> [ASSIGNMENT]: Below are records; reply with nothing but the number of lines in them that contain "Business".

··········

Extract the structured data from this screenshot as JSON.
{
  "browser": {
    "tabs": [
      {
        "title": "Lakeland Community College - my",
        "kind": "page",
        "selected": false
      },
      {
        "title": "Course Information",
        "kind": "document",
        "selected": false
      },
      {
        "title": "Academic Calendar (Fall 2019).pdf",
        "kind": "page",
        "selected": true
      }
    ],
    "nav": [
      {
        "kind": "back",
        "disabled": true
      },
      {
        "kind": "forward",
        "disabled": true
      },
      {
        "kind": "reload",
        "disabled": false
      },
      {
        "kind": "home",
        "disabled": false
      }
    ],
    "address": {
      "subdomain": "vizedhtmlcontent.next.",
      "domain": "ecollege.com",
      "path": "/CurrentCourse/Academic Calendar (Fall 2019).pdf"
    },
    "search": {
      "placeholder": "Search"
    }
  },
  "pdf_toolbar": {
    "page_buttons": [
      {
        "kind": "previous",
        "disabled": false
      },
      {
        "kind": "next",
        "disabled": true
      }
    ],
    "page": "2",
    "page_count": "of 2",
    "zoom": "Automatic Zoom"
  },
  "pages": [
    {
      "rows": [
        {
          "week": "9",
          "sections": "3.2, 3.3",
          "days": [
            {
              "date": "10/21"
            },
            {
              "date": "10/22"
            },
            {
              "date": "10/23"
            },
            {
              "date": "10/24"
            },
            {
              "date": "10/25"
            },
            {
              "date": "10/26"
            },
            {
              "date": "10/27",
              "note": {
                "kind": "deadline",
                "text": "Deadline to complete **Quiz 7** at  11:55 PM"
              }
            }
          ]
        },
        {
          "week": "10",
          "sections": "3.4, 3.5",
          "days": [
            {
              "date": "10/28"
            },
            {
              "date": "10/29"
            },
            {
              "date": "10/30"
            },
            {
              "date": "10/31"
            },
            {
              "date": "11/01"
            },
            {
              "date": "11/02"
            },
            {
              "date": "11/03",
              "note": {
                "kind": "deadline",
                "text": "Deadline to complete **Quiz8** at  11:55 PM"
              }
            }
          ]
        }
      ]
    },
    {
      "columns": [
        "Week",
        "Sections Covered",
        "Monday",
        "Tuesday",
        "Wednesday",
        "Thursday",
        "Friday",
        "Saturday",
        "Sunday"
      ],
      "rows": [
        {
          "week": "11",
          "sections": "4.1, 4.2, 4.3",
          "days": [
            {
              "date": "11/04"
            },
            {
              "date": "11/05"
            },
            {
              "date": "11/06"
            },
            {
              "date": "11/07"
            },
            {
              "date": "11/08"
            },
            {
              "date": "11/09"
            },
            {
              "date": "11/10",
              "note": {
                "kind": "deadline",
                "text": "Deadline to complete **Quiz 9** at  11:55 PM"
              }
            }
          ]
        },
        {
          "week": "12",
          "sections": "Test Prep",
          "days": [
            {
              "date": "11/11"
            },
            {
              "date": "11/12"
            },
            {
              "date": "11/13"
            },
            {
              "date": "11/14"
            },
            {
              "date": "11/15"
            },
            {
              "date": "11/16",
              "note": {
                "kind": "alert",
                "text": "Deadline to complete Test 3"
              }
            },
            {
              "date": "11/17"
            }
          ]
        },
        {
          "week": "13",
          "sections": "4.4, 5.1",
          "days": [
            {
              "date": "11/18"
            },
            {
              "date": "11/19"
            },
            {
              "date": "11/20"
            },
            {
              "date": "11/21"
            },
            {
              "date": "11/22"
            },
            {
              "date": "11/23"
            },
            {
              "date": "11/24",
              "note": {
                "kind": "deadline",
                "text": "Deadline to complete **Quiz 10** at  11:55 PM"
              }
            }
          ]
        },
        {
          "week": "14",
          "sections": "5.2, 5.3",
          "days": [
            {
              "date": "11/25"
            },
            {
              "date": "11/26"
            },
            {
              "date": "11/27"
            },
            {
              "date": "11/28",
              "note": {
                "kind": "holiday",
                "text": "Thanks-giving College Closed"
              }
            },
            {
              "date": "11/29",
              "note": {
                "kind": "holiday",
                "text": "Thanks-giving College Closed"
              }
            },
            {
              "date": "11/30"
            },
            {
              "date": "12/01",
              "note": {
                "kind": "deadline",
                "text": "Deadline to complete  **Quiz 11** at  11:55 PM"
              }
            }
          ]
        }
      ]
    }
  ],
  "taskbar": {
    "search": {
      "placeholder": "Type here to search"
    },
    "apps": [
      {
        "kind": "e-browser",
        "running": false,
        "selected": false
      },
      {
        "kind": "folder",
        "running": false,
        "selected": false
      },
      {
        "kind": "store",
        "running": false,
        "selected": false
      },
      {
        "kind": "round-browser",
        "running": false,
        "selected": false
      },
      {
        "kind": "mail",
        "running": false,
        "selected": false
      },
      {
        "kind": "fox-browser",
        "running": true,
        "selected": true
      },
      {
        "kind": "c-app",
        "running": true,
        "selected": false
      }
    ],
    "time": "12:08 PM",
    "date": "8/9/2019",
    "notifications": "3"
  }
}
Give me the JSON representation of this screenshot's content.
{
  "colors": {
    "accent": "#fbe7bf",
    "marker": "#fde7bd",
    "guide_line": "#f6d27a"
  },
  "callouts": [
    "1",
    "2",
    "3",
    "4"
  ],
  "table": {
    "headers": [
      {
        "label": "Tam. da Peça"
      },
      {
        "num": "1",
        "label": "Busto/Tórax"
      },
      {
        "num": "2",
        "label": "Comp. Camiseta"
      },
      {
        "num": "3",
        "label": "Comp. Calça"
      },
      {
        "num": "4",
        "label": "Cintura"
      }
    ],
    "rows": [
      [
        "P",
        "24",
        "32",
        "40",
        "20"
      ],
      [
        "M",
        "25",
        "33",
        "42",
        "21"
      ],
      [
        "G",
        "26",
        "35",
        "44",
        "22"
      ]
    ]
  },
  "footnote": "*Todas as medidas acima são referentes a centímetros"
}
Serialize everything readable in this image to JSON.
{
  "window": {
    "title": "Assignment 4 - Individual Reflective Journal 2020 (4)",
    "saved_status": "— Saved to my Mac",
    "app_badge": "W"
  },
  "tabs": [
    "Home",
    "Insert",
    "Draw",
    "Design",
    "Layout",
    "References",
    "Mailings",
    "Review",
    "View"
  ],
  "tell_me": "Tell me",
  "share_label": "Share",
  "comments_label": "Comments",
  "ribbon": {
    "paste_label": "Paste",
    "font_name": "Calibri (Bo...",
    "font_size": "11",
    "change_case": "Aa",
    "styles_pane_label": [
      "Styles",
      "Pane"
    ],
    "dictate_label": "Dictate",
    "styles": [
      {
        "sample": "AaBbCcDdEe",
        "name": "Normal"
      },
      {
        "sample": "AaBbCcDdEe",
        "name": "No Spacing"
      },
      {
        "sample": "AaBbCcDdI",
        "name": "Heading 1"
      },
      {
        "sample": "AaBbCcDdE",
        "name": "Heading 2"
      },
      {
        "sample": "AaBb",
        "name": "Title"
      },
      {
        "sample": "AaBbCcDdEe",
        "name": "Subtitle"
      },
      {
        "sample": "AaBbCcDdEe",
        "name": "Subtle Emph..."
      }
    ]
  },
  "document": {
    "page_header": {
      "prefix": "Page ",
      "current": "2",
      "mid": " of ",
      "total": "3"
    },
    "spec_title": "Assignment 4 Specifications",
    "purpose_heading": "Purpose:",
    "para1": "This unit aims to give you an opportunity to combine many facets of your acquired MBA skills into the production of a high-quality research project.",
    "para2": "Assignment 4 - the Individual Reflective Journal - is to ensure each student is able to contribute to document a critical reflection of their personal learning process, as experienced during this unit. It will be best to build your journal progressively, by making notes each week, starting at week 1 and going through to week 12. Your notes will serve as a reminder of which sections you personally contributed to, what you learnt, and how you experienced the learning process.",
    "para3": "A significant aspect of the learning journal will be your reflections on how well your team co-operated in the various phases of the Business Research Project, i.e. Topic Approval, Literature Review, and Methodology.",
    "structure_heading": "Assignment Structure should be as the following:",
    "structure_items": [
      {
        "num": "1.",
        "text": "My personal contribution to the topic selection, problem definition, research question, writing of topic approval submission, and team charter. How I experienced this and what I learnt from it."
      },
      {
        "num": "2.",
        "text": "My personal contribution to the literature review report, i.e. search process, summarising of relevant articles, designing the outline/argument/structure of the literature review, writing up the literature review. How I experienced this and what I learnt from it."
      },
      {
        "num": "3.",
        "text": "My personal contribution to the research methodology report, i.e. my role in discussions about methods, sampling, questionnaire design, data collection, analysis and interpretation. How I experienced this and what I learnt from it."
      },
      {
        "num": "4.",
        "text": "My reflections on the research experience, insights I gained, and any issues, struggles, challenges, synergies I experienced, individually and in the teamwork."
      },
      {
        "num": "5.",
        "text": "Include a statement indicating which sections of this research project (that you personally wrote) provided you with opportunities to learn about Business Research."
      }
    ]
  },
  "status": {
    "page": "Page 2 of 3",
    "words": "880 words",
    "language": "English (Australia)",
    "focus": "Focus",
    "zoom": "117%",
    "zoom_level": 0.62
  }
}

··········

> [EXERCISE SOLUTION]: 2